[Website and app data records]

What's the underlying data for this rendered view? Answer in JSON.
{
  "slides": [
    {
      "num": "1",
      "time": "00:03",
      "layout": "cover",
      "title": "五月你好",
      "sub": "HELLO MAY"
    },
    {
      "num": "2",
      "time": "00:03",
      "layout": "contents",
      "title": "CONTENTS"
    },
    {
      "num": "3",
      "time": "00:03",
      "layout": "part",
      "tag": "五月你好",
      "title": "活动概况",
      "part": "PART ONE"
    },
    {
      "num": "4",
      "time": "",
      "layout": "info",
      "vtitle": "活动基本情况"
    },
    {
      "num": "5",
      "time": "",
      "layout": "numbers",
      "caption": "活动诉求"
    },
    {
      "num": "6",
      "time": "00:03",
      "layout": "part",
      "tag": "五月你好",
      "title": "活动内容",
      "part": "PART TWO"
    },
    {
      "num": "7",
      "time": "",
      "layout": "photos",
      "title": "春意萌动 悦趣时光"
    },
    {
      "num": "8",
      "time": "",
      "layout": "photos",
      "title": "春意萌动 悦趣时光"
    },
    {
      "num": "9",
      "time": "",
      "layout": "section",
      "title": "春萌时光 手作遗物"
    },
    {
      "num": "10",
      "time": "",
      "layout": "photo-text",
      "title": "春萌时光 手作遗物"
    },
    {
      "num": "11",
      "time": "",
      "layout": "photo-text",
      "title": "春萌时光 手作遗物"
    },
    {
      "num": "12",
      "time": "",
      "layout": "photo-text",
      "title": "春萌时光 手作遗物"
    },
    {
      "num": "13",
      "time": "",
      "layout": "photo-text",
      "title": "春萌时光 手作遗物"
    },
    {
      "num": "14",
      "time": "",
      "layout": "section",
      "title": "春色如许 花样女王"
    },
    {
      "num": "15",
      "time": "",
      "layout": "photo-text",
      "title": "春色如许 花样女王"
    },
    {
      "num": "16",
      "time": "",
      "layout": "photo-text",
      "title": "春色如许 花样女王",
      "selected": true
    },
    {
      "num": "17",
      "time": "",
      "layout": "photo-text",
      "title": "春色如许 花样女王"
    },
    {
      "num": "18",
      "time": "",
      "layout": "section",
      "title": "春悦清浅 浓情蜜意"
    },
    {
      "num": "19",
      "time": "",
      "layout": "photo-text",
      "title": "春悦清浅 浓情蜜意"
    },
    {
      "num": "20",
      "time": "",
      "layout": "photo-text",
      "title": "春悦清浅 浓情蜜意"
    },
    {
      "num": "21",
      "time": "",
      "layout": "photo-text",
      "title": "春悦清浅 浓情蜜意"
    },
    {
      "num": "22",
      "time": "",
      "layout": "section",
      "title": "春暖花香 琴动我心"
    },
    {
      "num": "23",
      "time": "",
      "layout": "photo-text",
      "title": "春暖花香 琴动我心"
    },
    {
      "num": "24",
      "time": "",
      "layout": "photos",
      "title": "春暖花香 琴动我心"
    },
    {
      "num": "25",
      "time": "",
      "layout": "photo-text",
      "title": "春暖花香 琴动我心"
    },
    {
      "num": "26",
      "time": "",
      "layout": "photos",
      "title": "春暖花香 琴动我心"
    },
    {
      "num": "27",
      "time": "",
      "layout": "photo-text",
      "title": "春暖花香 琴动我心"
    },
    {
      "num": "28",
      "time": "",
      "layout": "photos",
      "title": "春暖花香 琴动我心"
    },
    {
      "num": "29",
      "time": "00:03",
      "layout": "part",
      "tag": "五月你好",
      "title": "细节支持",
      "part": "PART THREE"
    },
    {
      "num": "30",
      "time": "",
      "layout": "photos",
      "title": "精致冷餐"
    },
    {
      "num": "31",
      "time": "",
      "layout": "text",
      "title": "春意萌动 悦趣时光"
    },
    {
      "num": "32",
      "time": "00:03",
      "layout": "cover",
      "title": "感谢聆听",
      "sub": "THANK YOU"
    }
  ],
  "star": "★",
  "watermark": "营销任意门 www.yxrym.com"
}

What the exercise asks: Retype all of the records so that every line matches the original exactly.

Your response:
What's the underlying data for this rendered view? Answer in JSON.
{
  "slides": [
    {
      "num": "1",
      "time": "00:03",
      "layout": "cover",
      "title": "五月你好",
      "sub": "HELLO MAY"
    },
    {
      "num": "2",
      "time": "00:03",
      "layout": "contents",
      "title": "CONTENTS"
    },
    {
      "num": "3",
      "time": "00:03",
      "layout": "part",
      "tag": "五月你好",
      "title": "活动概况",
      "part": "PART ONE"
    },
    {
      "num": "4",
      "time": "",
      "layout": "info",
      "vtitle": "活动基本情况"
    },
    {
      "num": "5",
      "time": "",
      "layout": "numbers",
      "caption": "活动诉求"
    },
    {
      "num": "6",
      "time": "00:03",
      "layout": "part",
      "tag": "五月你好",
      "title": "活动内容",
      "part": "PART TWO"
    },
    {
      "num": "7",
      "time": "",
      "layout": "photos",
      "title": "春意萌动 悦趣时光"
    },
    {
      "num": "8",
      "time": "",
      "layout": "photos",
      "title": "春意萌动 悦趣时光"
    },
    {
      "num": "9",
      "time": "",
      "layout": "section",
      "title": "春萌时光 手作遗物"
    },
    {
      "num": "10",
      "time": "",
      "layout": "photo-text",
      "title": "春萌时光 手作遗物"
    },
    {
      "num": "11",
      "time": "",
      "layout": "photo-text",
      "title": "春萌时光 手作遗物"
    },
    {
      "num": "12",
      "time": "",
      "layout": "photo-text",
      "title": "春萌时光 手作遗物"
    },
    {
      "num": "13",
      "time": "",
      "layout": "photo-text",
      "title": "春萌时光 手作遗物"
    },
    {
      "num": "14",
      "time": "",
      "layout": "section",
      "title": "春色如许 花样女王"
    },
    {
      "num": "15",
      "time": "",
      "layout": "photo-text",
      "title": "春色如许 花样女王"
    },
    {
      "num": "16",
      "time": "",
      "layout": "photo-text",
      "title": "春色如许 花样女王",
      "selected": true
    },
    {
      "num": "17",
      "time": "",
      "layout": "photo-text",
      "title": "春色如许 花样女王"
    },
    {
      "num": "18",
      "time": "",
      "layout": "section",
      "title": "春悦清浅 浓情蜜意"
    },
    {
      "num": "19",
      "time": "",
      "layout": "photo-text",
      "title": "春悦清浅 浓情蜜意"
    },
    {
      "num": "20",
      "time": "",
      "layout": "photo-text",
      "title": "春悦清浅 浓情蜜意"
    },
    {
      "num": "21",
      "time": "",
      "layout": "photo-text",
      "title": "春悦清浅 浓情蜜意"
    },
    {
      "num": "22",
      "time": "",
      "layout": "section",
      "title": "春暖花香 琴动我心"
    },
    {
      "num": "23",
      "time": "",
      "layout": "photo-text",
      "title": "春暖花香 琴动我心"
    },
    {
      "num": "24",
      "time": "",
      "layout": "photos",
      "title": "春暖花香 琴动我心"
    },
    {
      "num": "25",
      "time": "",
      "layout": "photo-text",
      "title": "春暖花香 琴动我心"
    },
    {
      "num": "26",
      "time": "",
      "layout": "photos",
      "title": "春暖花香 琴动我心"
    },
    {
      "num": "27",
      "time": "",
      "layout": "photo-text",
      "title": "春暖花香 琴动我心"
    },
    {
      "num": "28",
      "time": "",
      "layout": "photos",
      "title": "春暖花香 琴动我心"
    },
    {
      "num": "29",
      "time": "00:03",
      "layout": "part",
      "tag": "五月你好",
      "title": "细节支持",
      "part": "PART THREE"
    },
    {
      "num": "30",
      "time": "",
      "layout": "photos",
      "title": "精致冷餐"
    },
    {
      "num": "31",
      "time": "",
      "layout": "text",
      "title": "春意萌动 悦趣时光"
    },
    {
      "num": "32",
      "time": "00:03",
      "layout": "cover",
      "title": "感谢聆听",
      "sub": "THANK YOU"
    }
  ],
  "star": "★",
  "watermark": "营销任意门 www.yxrym.com"
}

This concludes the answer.